== HOW TO COMPLETE THIS TASK ==
All lines containing the string "Event" must be copied from the entries.
• • •
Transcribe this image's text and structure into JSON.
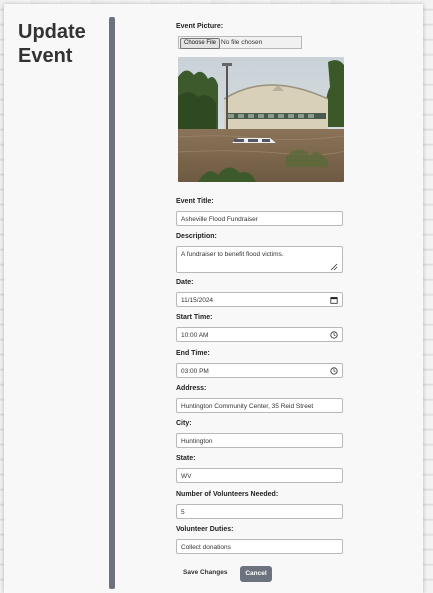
{
  "page": {
    "title_line1": "Update",
    "title_line2": "Event"
  },
  "form": {
    "picture": {
      "label": "Event Picture:",
      "button_label": "Choose File",
      "status": "No file chosen"
    },
    "title": {
      "label": "Event Title:",
      "value": "Asheville Flood Fundraiser"
    },
    "description": {
      "label": "Description:",
      "value": "A fundraiser to benefit flood victims."
    },
    "date": {
      "label": "Date:",
      "value": "11/15/2024"
    },
    "start_time": {
      "label": "Start Time:",
      "value": "10:00 AM"
    },
    "end_time": {
      "label": "End Time:",
      "value": "03:00 PM"
    },
    "address": {
      "label": "Address:",
      "value": "Huntington Community Center, 35 Reid Street"
    },
    "city": {
      "label": "City:",
      "value": "Huntington"
    },
    "state": {
      "label": "State:",
      "value": "WV"
    },
    "volunteers": {
      "label": "Number of Volunteers Needed:",
      "value": "5"
    },
    "duties": {
      "label": "Volunteer Duties:",
      "value": "Collect donations"
    },
    "save_label": "Save Changes",
    "cancel_label": "Cancel"
  },
  "colors": {
    "accent": "#6c737e",
    "card_bg": "#f8f8f8",
    "field_border": "#b9b9b9"
  },
  "icons": {
    "date": "calendar-icon",
    "start_time": "clock-icon",
    "end_time": "clock-icon",
    "description": "resize-handle-icon"
  }
}
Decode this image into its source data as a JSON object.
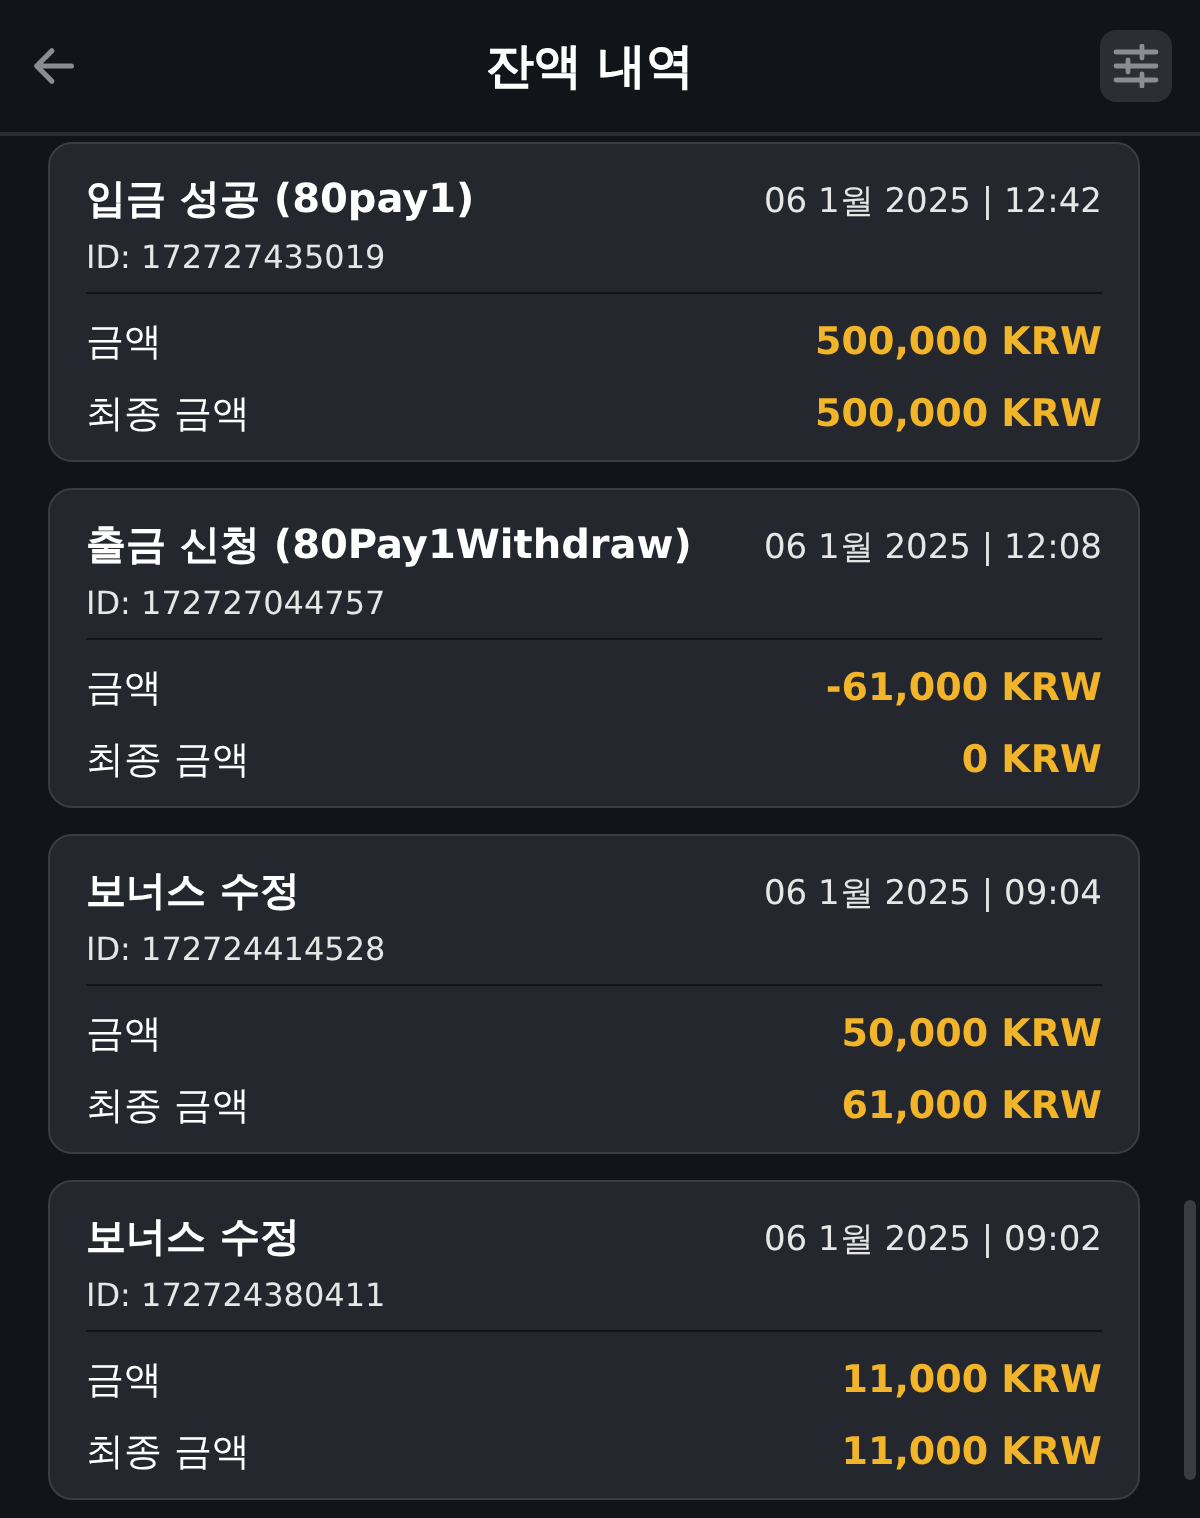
{
  "header": {
    "title": "잔액 내역"
  },
  "transactions": [
    {
      "title": "입금 성공 (80pay1)",
      "datetime": "06 1월 2025 | 12:42",
      "id": "ID: 172727435019",
      "rows": [
        {
          "label": "금액",
          "value": "500,000 KRW"
        },
        {
          "label": "최종 금액",
          "value": "500,000 KRW"
        }
      ]
    },
    {
      "title": "출금 신청 (80Pay1Withdraw)",
      "datetime": "06 1월 2025 | 12:08",
      "id": "ID: 172727044757",
      "rows": [
        {
          "label": "금액",
          "value": "-61,000 KRW"
        },
        {
          "label": "최종 금액",
          "value": "0 KRW"
        }
      ]
    },
    {
      "title": "보너스 수정",
      "datetime": "06 1월 2025 | 09:04",
      "id": "ID: 172724414528",
      "rows": [
        {
          "label": "금액",
          "value": "50,000 KRW"
        },
        {
          "label": "최종 금액",
          "value": "61,000 KRW"
        }
      ]
    },
    {
      "title": "보너스 수정",
      "datetime": "06 1월 2025 | 09:02",
      "id": "ID: 172724380411",
      "rows": [
        {
          "label": "금액",
          "value": "11,000 KRW"
        },
        {
          "label": "최종 금액",
          "value": "11,000 KRW"
        }
      ]
    }
  ]
}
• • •
== ANSWER TO THIS PROBLEM ==
    "title_line2": "Event"
      "label": "Event Picture:",
      "label": "Event Title:",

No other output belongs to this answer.